##### RECORD EXTRACTS #####

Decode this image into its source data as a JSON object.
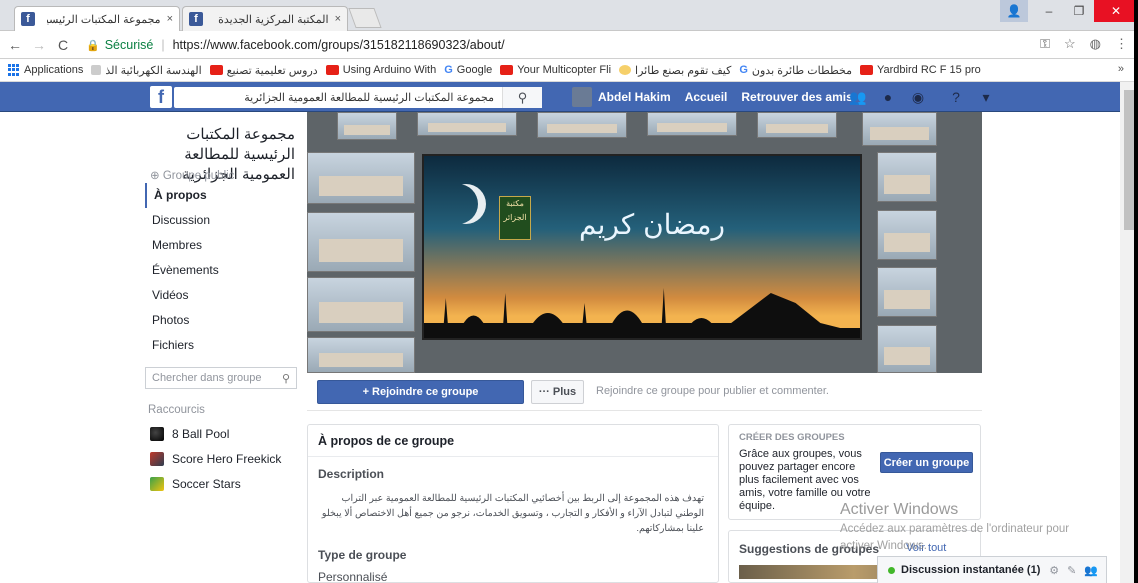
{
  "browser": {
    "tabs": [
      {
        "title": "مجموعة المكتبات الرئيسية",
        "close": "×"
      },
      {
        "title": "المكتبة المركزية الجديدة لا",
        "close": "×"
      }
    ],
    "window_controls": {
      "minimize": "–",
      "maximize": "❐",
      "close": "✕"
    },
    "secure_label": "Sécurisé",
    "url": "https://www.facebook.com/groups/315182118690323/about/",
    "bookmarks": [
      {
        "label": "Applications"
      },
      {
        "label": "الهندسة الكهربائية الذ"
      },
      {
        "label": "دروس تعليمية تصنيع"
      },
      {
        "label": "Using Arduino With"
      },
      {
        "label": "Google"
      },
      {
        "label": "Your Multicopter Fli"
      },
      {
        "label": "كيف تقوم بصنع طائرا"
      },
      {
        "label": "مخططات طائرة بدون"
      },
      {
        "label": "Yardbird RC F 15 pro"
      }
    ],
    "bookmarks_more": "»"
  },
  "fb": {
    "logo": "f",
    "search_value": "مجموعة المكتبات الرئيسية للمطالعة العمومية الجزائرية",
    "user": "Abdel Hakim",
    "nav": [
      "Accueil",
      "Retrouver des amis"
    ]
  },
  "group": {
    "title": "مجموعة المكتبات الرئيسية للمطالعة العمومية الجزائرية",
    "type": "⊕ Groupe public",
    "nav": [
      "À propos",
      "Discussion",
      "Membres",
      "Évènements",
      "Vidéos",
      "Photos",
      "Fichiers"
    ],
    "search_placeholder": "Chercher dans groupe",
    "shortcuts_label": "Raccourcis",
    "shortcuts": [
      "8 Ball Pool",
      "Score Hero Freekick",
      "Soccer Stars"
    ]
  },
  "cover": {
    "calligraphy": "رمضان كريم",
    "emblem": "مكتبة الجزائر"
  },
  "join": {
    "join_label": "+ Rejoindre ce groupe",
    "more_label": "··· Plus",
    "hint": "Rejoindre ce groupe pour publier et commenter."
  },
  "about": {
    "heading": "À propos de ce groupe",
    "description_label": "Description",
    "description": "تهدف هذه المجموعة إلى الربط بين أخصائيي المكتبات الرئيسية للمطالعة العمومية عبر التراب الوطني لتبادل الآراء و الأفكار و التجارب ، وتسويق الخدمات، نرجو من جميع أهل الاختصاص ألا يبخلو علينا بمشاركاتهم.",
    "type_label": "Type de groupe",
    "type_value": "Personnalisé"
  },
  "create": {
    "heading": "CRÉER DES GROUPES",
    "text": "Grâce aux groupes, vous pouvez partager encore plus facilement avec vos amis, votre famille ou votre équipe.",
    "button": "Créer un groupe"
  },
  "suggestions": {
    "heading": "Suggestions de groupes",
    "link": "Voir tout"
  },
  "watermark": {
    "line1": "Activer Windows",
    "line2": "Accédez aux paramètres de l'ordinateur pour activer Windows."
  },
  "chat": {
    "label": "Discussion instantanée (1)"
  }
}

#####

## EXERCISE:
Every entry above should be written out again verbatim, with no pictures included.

## TASK SOLUTION:
Decode this image into its source data as a JSON object.
{
  "browser": {
    "tabs": [
      {
        "title": "مجموعة المكتبات الرئيسية",
        "close": "×"
      },
      {
        "title": "المكتبة المركزية الجديدة لا",
        "close": "×"
      }
    ],
    "window_controls": {
      "minimize": "–",
      "maximize": "❐",
      "close": "✕"
    },
    "secure_label": "Sécurisé",
    "url": "https://www.facebook.com/groups/315182118690323/about/",
    "bookmarks": [
      {
        "label": "Applications"
      },
      {
        "label": "الهندسة الكهربائية الذ"
      },
      {
        "label": "دروس تعليمية تصنيع"
      },
      {
        "label": "Using Arduino With"
      },
      {
        "label": "Google"
      },
      {
        "label": "Your Multicopter Fli"
      },
      {
        "label": "كيف تقوم بصنع طائرا"
      },
      {
        "label": "مخططات طائرة بدون"
      },
      {
        "label": "Yardbird RC F 15 pro"
      }
    ],
    "bookmarks_more": "»"
  },
  "fb": {
    "logo": "f",
    "search_value": "مجموعة المكتبات الرئيسية للمطالعة العمومية الجزائرية",
    "user": "Abdel Hakim",
    "nav": [
      "Accueil",
      "Retrouver des amis"
    ]
  },
  "group": {
    "title": "مجموعة المكتبات الرئيسية للمطالعة العمومية الجزائرية",
    "type": "⊕ Groupe public",
    "nav": [
      "À propos",
      "Discussion",
      "Membres",
      "Évènements",
      "Vidéos",
      "Photos",
      "Fichiers"
    ],
    "search_placeholder": "Chercher dans groupe",
    "shortcuts_label": "Raccourcis",
    "shortcuts": [
      "8 Ball Pool",
      "Score Hero Freekick",
      "Soccer Stars"
    ]
  },
  "cover": {
    "calligraphy": "رمضان كريم",
    "emblem": "مكتبة الجزائر"
  },
  "join": {
    "join_label": "+ Rejoindre ce groupe",
    "more_label": "··· Plus",
    "hint": "Rejoindre ce groupe pour publier et commenter."
  },
  "about": {
    "heading": "À propos de ce groupe",
    "description_label": "Description",
    "description": "تهدف هذه المجموعة إلى الربط بين أخصائيي المكتبات الرئيسية للمطالعة العمومية عبر التراب الوطني لتبادل الآراء و الأفكار و التجارب ، وتسويق الخدمات، نرجو من جميع أهل الاختصاص ألا يبخلو علينا بمشاركاتهم.",
    "type_label": "Type de groupe",
    "type_value": "Personnalisé"
  },
  "create": {
    "heading": "CRÉER DES GROUPES",
    "text": "Grâce aux groupes, vous pouvez partager encore plus facilement avec vos amis, votre famille ou votre équipe.",
    "button": "Créer un groupe"
  },
  "suggestions": {
    "heading": "Suggestions de groupes",
    "link": "Voir tout"
  },
  "watermark": {
    "line1": "Activer Windows",
    "line2": "Accédez aux paramètres de l'ordinateur pour activer Windows."
  },
  "chat": {
    "label": "Discussion instantanée (1)"
  }
}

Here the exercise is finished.